|Landmark Unveiling Ceremony
June 19, 2010
Visitors to the garden are now made aware of what gardeners have known for almost 100 years. Ben Franklin Garden is a jewel in Old Brooklyn. And it finally has the “bling” to prove it.
On Saturday June 19th, 2010 about 50 people gathered at the Garden to unveil the Landmark plaque. They were treated to several speeches about the history of the Garden, the ramifications of being a Landmark, and the importance of community gardens today.
Committee member Mark Tapajna served as the master of ceremonies. Retired Reverend Neal Wilds, a current gardener, opened the ceremony with a brief blessing.
Lynea Derwis, vice president of the Board of Directors of Old Brooklyn Development Corp. (OBCDC)
Jennifer Coleman, chair of Cleveland’s Landmarks Commission
Lynette Filips, a member of the Historical Society of Old Brooklyn
Marie Barni, county director for Cuyahoga County Extension
John Jenkins, chair of the garden’s Operating Committee
Former Councilwoman Merle R. Gordon
Councilman Anthony Brancatelli served as the Keynote speaker. He announced that he had introduced legislation to zone the property as a garden district. (See Ord. No. 825-10, City Record [pdf].) The announcement drew a loud round of applause from the audience. He also recognized John Jenkins as a “tireless advocate for the Garden” and Tom Sargent as a “non-stop Garden coordinator”. And he threw down a gauntlet of sorts by urging the Garden to “three-peat’ its award of Best Community Garden at the Cuyahoga County Fair.
The plague was officially unveiled by Merle Gordon and Sue Alexander. During her time of service as Councilwoman Merle Gordon completed the necessary process to obtain the Landmark status for the garden. Sue Alexander, a former gardener, was the kind benefactor of the funds to purchase the Landmark plague. Both women lifted the tarp and exposed the monument.
The plague is countersunk into a granite “slant”. The slant was donated to the garden by Kotecki Family Memorials. Along with the donation of the monument they included the delivery and placement of the monument. Their generosity helped make the event possible and is much appreciated.
Bill Smith, a former committee member, designed and constructed the frame which the Landmark rests within. River rock and red begonias finish off the display and pay tribute to the monument.
After the speeches were concluded and the monument was unveiled attendees were treated to baked goods that were provided by volunteer gardeners and a cake decorated with a reproduction of the Landmark.

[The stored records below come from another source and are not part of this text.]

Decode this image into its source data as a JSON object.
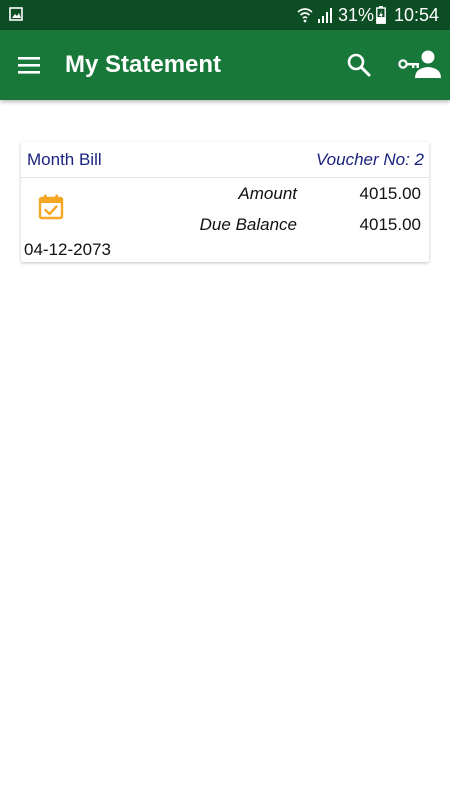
{
  "status_bar": {
    "battery_percent": "31%",
    "time": "10:54"
  },
  "app_bar": {
    "title": "My Statement",
    "icons": [
      "menu-icon",
      "search-icon",
      "user-key-icon"
    ]
  },
  "statement": {
    "bill_type": "Month Bill",
    "voucher": "Voucher No: 2",
    "amount_label": "Amount",
    "amount_value": "4015.00",
    "due_label": "Due Balance",
    "due_value": "4015.00",
    "date": "04-12-2073",
    "icon": "calendar-check-icon",
    "accent_color": "#f5a623"
  },
  "colors": {
    "status_bar": "#0d4d24",
    "app_bar": "#17783a",
    "link_text": "#1a237e"
  }
}
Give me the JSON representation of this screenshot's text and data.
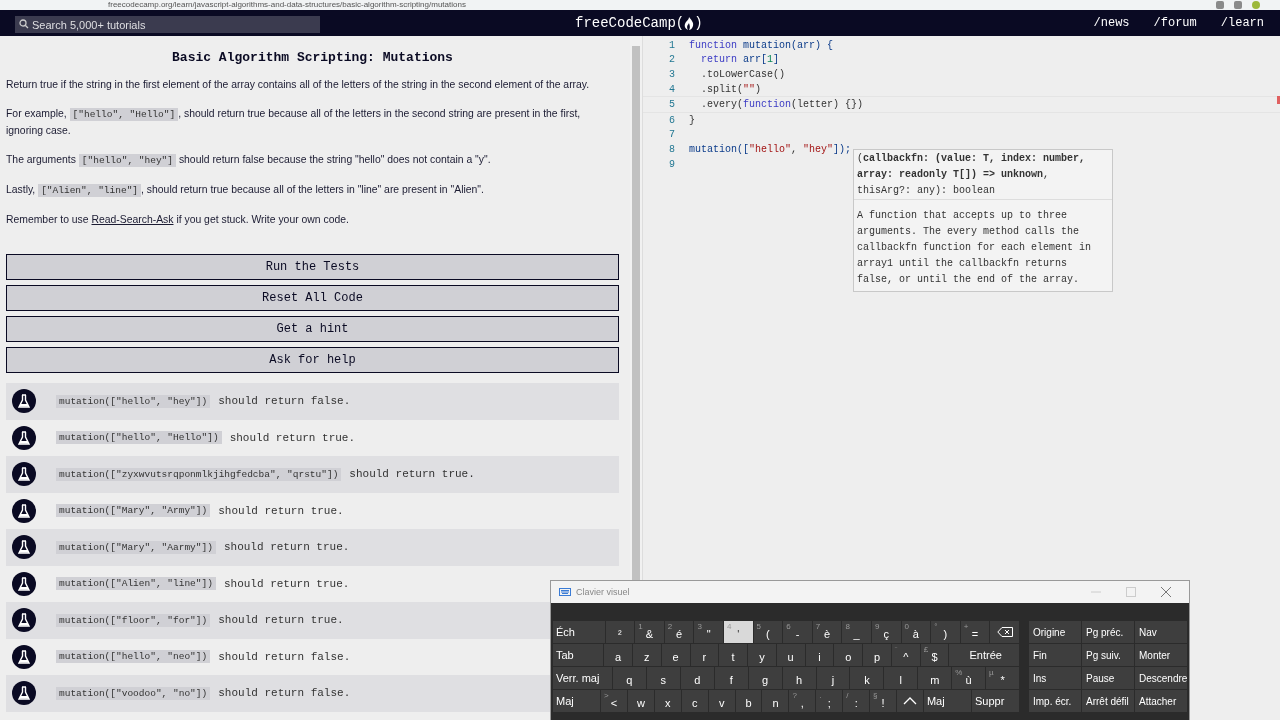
{
  "browser": {
    "url": "freecodecamp.org/learn/javascript-algorithms-and-data-structures/basic-algorithm-scripting/mutations"
  },
  "navbar": {
    "search": {
      "placeholder": "Search 5,000+ tutorials"
    },
    "logo": {
      "text": "freeCodeCamp",
      "open": "(",
      "close": ")"
    },
    "links": [
      "/news",
      "/forum",
      "/learn"
    ]
  },
  "challenge": {
    "title": "Basic Algorithm Scripting: Mutations",
    "paragraphs": [
      [
        {
          "kind": "text",
          "text": "Return true if the string in the first element of the array contains all of the letters of the string in the second element of the array."
        }
      ],
      [
        {
          "kind": "text",
          "text": "For example, "
        },
        {
          "kind": "code",
          "text": "[\"hello\", \"Hello\"]"
        },
        {
          "kind": "text",
          "text": ", should return true because all of the letters in the second string are present in the first, ignoring case."
        }
      ],
      [
        {
          "kind": "text",
          "text": "The arguments "
        },
        {
          "kind": "code",
          "text": "[\"hello\", \"hey\"]"
        },
        {
          "kind": "text",
          "text": " should return false because the string \"hello\" does not contain a \"y\"."
        }
      ],
      [
        {
          "kind": "text",
          "text": "Lastly, "
        },
        {
          "kind": "code",
          "text": "[\"Alien\", \"line\"]"
        },
        {
          "kind": "text",
          "text": ", should return true because all of the letters in \"line\" are present in \"Alien\"."
        }
      ],
      [
        {
          "kind": "text",
          "text": "Remember to use "
        },
        {
          "kind": "link",
          "text": "Read-Search-Ask"
        },
        {
          "kind": "text",
          "text": " if you get stuck. Write your own code."
        }
      ]
    ],
    "buttons": [
      "Run the Tests",
      "Reset All Code",
      "Get a hint",
      "Ask for help"
    ],
    "tests": [
      {
        "code": "mutation([\"hello\", \"hey\"])",
        "text": "should return false."
      },
      {
        "code": "mutation([\"hello\", \"Hello\"])",
        "text": "should return true."
      },
      {
        "code": "mutation([\"zyxwvutsrqponmlkjihgfedcba\", \"qrstu\"])",
        "text": "should return true."
      },
      {
        "code": "mutation([\"Mary\", \"Army\"])",
        "text": "should return true."
      },
      {
        "code": "mutation([\"Mary\", \"Aarmy\"])",
        "text": "should return true."
      },
      {
        "code": "mutation([\"Alien\", \"line\"])",
        "text": "should return true."
      },
      {
        "code": "mutation([\"floor\", \"for\"])",
        "text": "should return true."
      },
      {
        "code": "mutation([\"hello\", \"neo\"])",
        "text": "should return false."
      },
      {
        "code": "mutation([\"voodoo\", \"no\"])",
        "text": "should return false."
      }
    ]
  },
  "editor": {
    "lines": [
      {
        "number": "1",
        "indent": false,
        "tokens": [
          {
            "kind": "keyword",
            "text": "function"
          },
          {
            "kind": "name",
            "text": " mutation(arr) {"
          }
        ]
      },
      {
        "number": "2",
        "indent": true,
        "tokens": [
          {
            "kind": "keyword",
            "text": "return"
          },
          {
            "kind": "name",
            "text": " arr["
          },
          {
            "kind": "number",
            "text": "1"
          },
          {
            "kind": "name",
            "text": "]"
          }
        ]
      },
      {
        "number": "3",
        "indent": true,
        "tokens": [
          {
            "kind": "plain",
            "text": ".toLowerCase()"
          }
        ]
      },
      {
        "number": "4",
        "indent": true,
        "tokens": [
          {
            "kind": "plain",
            "text": ".split("
          },
          {
            "kind": "string",
            "text": "\"\""
          },
          {
            "kind": "plain",
            "text": ")"
          }
        ]
      },
      {
        "number": "5",
        "indent": true,
        "tokens": [
          {
            "kind": "plain",
            "text": ".every("
          },
          {
            "kind": "keyword",
            "text": "function"
          },
          {
            "kind": "plain",
            "text": "(letter) {})"
          }
        ]
      },
      {
        "number": "6",
        "indent": false,
        "tokens": [
          {
            "kind": "plain",
            "text": "}"
          }
        ]
      },
      {
        "number": "7"
      },
      {
        "number": "8",
        "indent": false,
        "tokens": [
          {
            "kind": "name",
            "text": "mutation(["
          },
          {
            "kind": "string",
            "text": "\"hello\""
          },
          {
            "kind": "plain",
            "text": ", "
          },
          {
            "kind": "string",
            "text": "\"hey\""
          },
          {
            "kind": "name",
            "text": "]);"
          }
        ]
      },
      {
        "number": "9"
      }
    ],
    "tooltip": {
      "signature": "(**callbackfn: (value: T, index: number, array: readonly T[]) => unknown**, thisArg?: any): boolean",
      "description": "A function that accepts up to three arguments. The every method calls the callbackfn function for each element in array1 until the callbackfn returns false, or until the end of the array."
    }
  },
  "keyboard": {
    "title": "Clavier visuel",
    "number_row": [
      {
        "label": "Éch",
        "pressed": false
      },
      {
        "label": "²",
        "pressed": false
      },
      {
        "alt": "1",
        "label": "&",
        "pressed": false
      },
      {
        "alt": "2",
        "label": "é",
        "pressed": false
      },
      {
        "alt": "3",
        "label": "\"",
        "pressed": false
      },
      {
        "alt": "4",
        "label": "'",
        "pressed": true
      },
      {
        "alt": "5",
        "label": "(",
        "pressed": false
      },
      {
        "alt": "6",
        "label": "-",
        "pressed": false
      },
      {
        "alt": "7",
        "label": "è",
        "pressed": false
      },
      {
        "alt": "8",
        "label": "_",
        "pressed": false
      },
      {
        "alt": "9",
        "label": "ç",
        "pressed": false
      },
      {
        "alt": "0",
        "label": "à",
        "pressed": false
      },
      {
        "alt": "°",
        "label": ")",
        "pressed": false
      },
      {
        "alt": "+",
        "label": "=",
        "pressed": false
      },
      {
        "kind": "backspace",
        "pressed": false
      }
    ],
    "top_row": [
      {
        "label": "Tab"
      },
      {
        "label": "a"
      },
      {
        "label": "z"
      },
      {
        "label": "e"
      },
      {
        "label": "r"
      },
      {
        "label": "t"
      },
      {
        "label": "y"
      },
      {
        "label": "u"
      },
      {
        "label": "i"
      },
      {
        "label": "o"
      },
      {
        "label": "p"
      },
      {
        "alt": "¨",
        "label": "^"
      },
      {
        "alt": "£",
        "label": "$"
      },
      {
        "label": "Entrée",
        "kind": "wide"
      }
    ],
    "home_row": [
      {
        "label": "Verr. maj"
      },
      {
        "label": "q"
      },
      {
        "label": "s"
      },
      {
        "label": "d"
      },
      {
        "label": "f"
      },
      {
        "label": "g"
      },
      {
        "label": "h"
      },
      {
        "label": "j"
      },
      {
        "label": "k"
      },
      {
        "label": "l"
      },
      {
        "label": "m"
      },
      {
        "alt": "%",
        "label": "ù"
      },
      {
        "alt": "µ",
        "label": "*"
      }
    ],
    "bottom_row": [
      {
        "label": "Maj"
      },
      {
        "alt": ">",
        "label": "<"
      },
      {
        "label": "w"
      },
      {
        "label": "x"
      },
      {
        "label": "c"
      },
      {
        "label": "v"
      },
      {
        "label": "b"
      },
      {
        "label": "n"
      },
      {
        "alt": "?",
        "label": ","
      },
      {
        "alt": ".",
        "label": ";"
      },
      {
        "alt": "/",
        "label": ":"
      },
      {
        "alt": "§",
        "label": "!"
      },
      {
        "kind": "up"
      },
      {
        "label": "Maj"
      },
      {
        "label": "Suppr"
      }
    ],
    "side": [
      [
        "Origine",
        "Pg préc.",
        "Nav"
      ],
      [
        "Fin",
        "Pg suiv.",
        "Monter"
      ],
      [
        "Ins",
        "Pause",
        "Descendre"
      ],
      [
        "Imp. écr.",
        "Arrêt défil",
        "Attacher"
      ]
    ]
  }
}
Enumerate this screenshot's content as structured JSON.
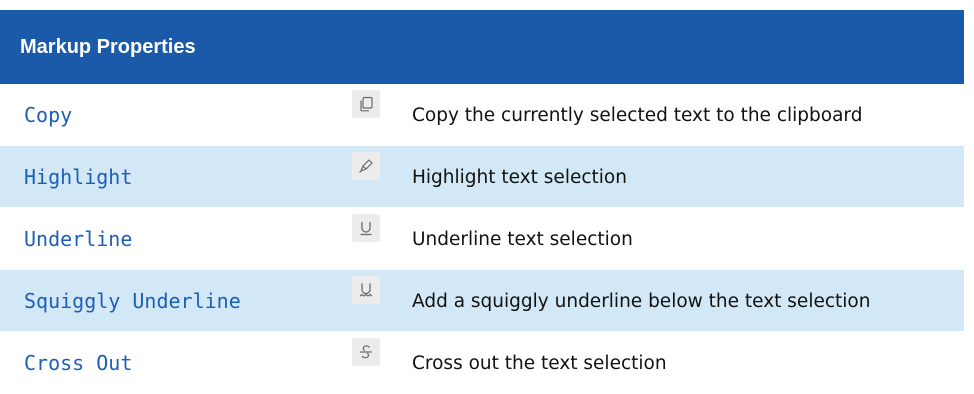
{
  "table": {
    "header": "Markup Properties",
    "rows": [
      {
        "name": "Copy",
        "icon": "copy-icon",
        "description": "Copy the currently selected text to the clipboard"
      },
      {
        "name": "Highlight",
        "icon": "highlighter-icon",
        "description": "Highlight text selection"
      },
      {
        "name": "Underline",
        "icon": "underline-icon",
        "description": "Underline text selection"
      },
      {
        "name": "Squiggly Underline",
        "icon": "squiggly-underline-icon",
        "description": "Add a squiggly underline below the text selection"
      },
      {
        "name": "Cross Out",
        "icon": "strikethrough-icon",
        "description": "Cross out the text selection"
      }
    ]
  },
  "colors": {
    "header_bg": "#1a5aa8",
    "row_alt_bg": "#d3e8f7",
    "name_text": "#1d5fb8",
    "icon_bg": "#ececec"
  }
}
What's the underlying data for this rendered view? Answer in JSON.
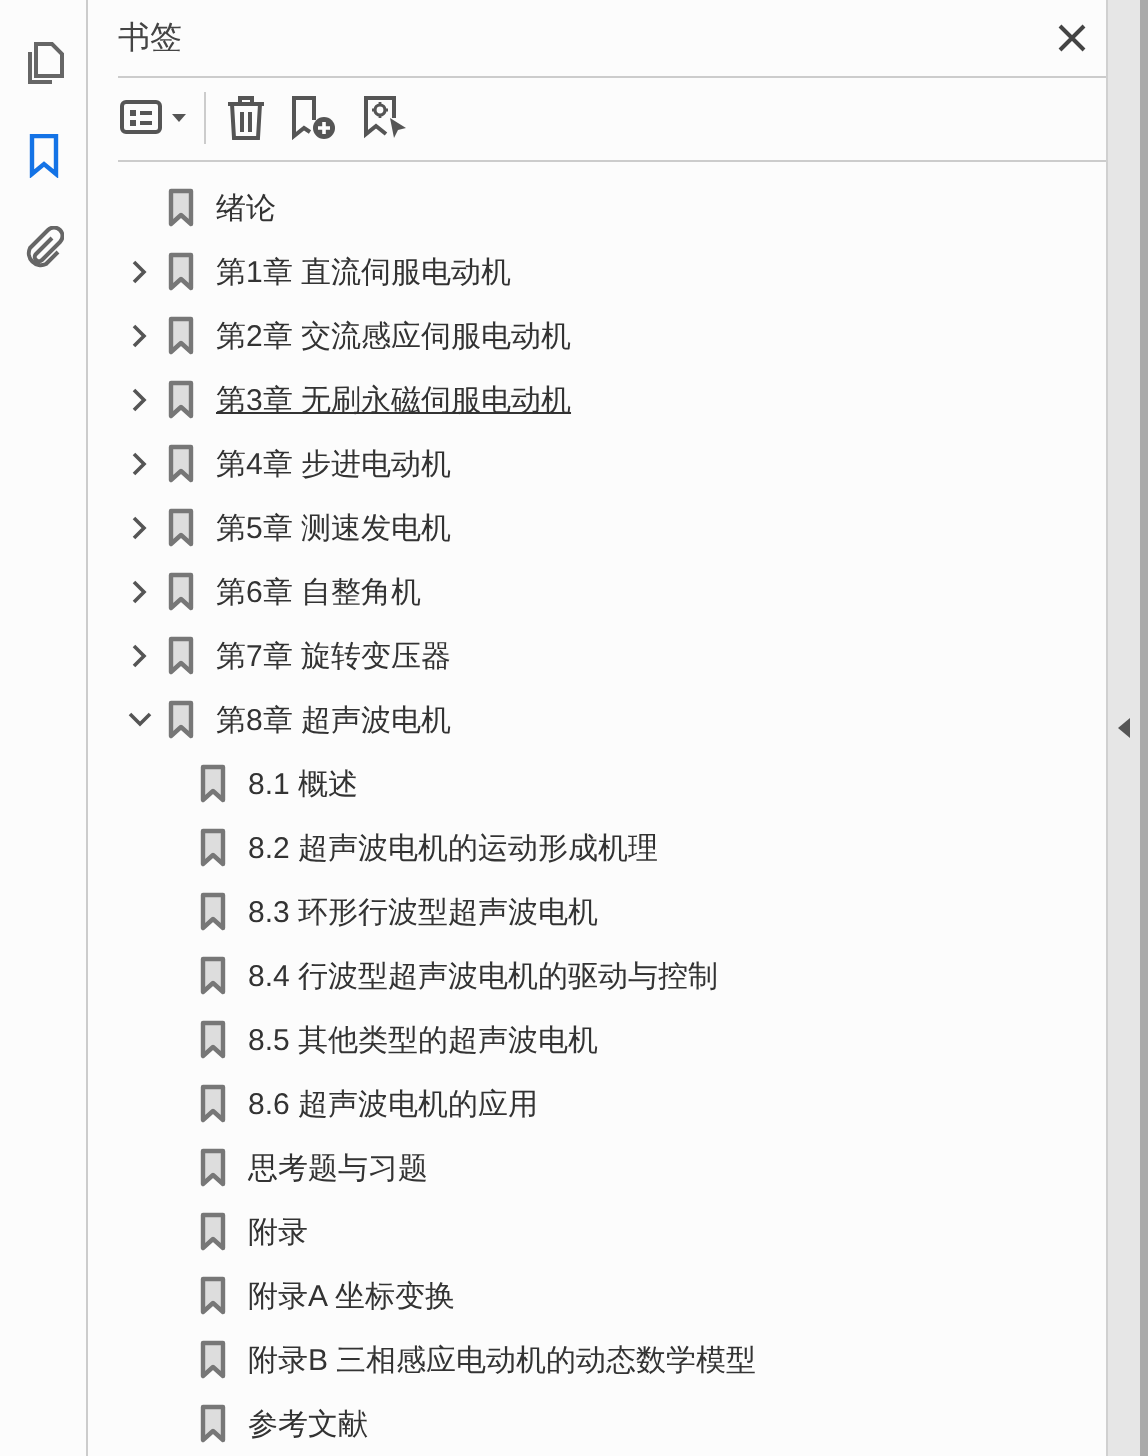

The event went off without a hitch. The weather co-operated. The wind blew (and blew and blew) but there was no rain. And after a while the sun came out.
The event was a success due in no small part to the army of volunteers that helped setup, bake, tear down, etc. A HUGE congratulation goes out to Hallie Forcino who as head of the Preservation Sub-committee bore the lion’s share of work in organizing the event. She did a fabulous job.
See also the front page article in the July issue of the Old Brooklyn News.